[Data about app and page elements]
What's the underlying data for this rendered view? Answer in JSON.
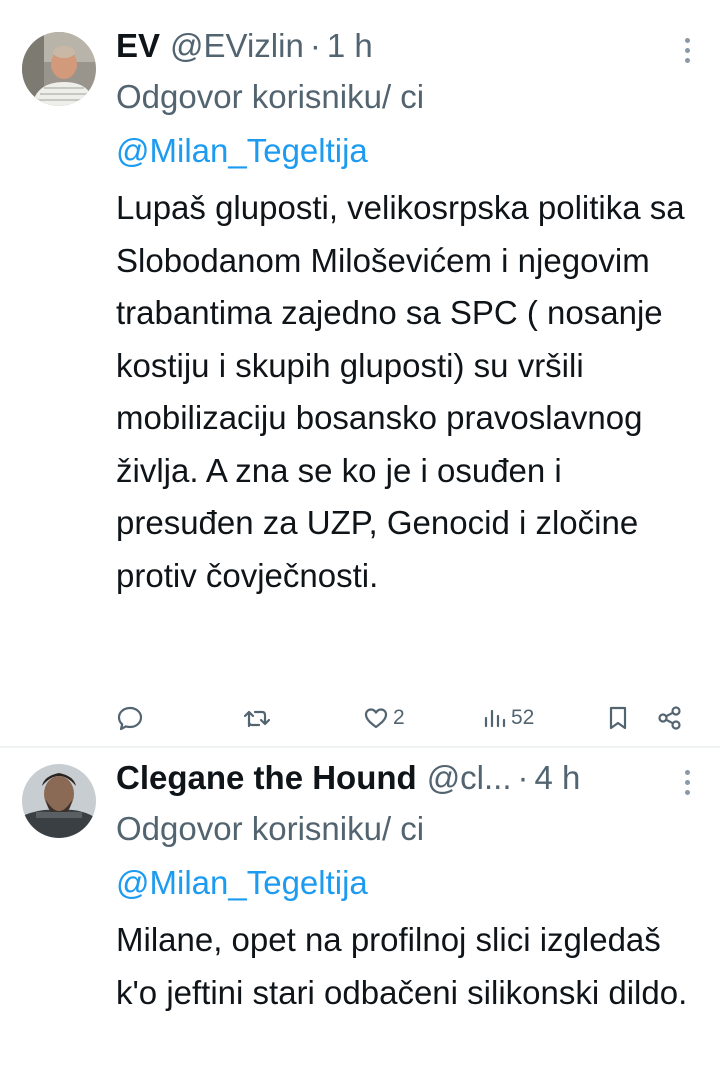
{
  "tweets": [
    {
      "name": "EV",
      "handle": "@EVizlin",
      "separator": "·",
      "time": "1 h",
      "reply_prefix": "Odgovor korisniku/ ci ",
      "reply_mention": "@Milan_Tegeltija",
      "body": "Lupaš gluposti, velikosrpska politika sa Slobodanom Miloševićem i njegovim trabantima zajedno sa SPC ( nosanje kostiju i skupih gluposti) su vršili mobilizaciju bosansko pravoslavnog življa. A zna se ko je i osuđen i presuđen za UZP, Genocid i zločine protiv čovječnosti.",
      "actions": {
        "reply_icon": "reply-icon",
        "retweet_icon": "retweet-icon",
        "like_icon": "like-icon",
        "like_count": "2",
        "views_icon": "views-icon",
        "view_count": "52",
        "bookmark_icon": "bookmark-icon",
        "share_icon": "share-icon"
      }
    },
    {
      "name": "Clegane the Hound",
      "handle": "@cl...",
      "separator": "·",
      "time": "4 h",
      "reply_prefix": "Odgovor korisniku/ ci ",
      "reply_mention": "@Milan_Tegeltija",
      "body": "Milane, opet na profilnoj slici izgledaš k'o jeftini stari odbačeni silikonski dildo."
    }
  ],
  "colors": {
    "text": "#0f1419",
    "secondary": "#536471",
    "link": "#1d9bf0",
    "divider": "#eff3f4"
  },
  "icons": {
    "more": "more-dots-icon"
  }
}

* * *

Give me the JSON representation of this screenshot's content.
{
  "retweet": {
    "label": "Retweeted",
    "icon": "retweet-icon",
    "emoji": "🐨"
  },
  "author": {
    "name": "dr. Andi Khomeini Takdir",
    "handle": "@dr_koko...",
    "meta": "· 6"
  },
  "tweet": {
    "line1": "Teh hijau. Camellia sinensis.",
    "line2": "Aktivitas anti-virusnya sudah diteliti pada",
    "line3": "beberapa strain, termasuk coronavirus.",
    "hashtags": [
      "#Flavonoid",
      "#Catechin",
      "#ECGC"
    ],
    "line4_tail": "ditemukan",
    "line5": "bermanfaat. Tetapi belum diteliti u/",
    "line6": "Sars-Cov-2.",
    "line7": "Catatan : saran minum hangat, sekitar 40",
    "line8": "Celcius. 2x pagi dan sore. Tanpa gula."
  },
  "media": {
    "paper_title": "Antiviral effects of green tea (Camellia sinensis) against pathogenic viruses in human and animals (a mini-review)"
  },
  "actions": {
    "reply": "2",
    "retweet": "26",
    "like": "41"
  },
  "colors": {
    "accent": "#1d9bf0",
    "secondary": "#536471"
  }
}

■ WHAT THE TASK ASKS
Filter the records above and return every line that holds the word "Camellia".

■ RESPONSE AREA
    "line1": "Teh hijau. Camellia sinensis.",
    "paper_title": "Antiviral effects of green tea (Camellia sinensis) against pathogenic viruses in human and animals (a mini-review)"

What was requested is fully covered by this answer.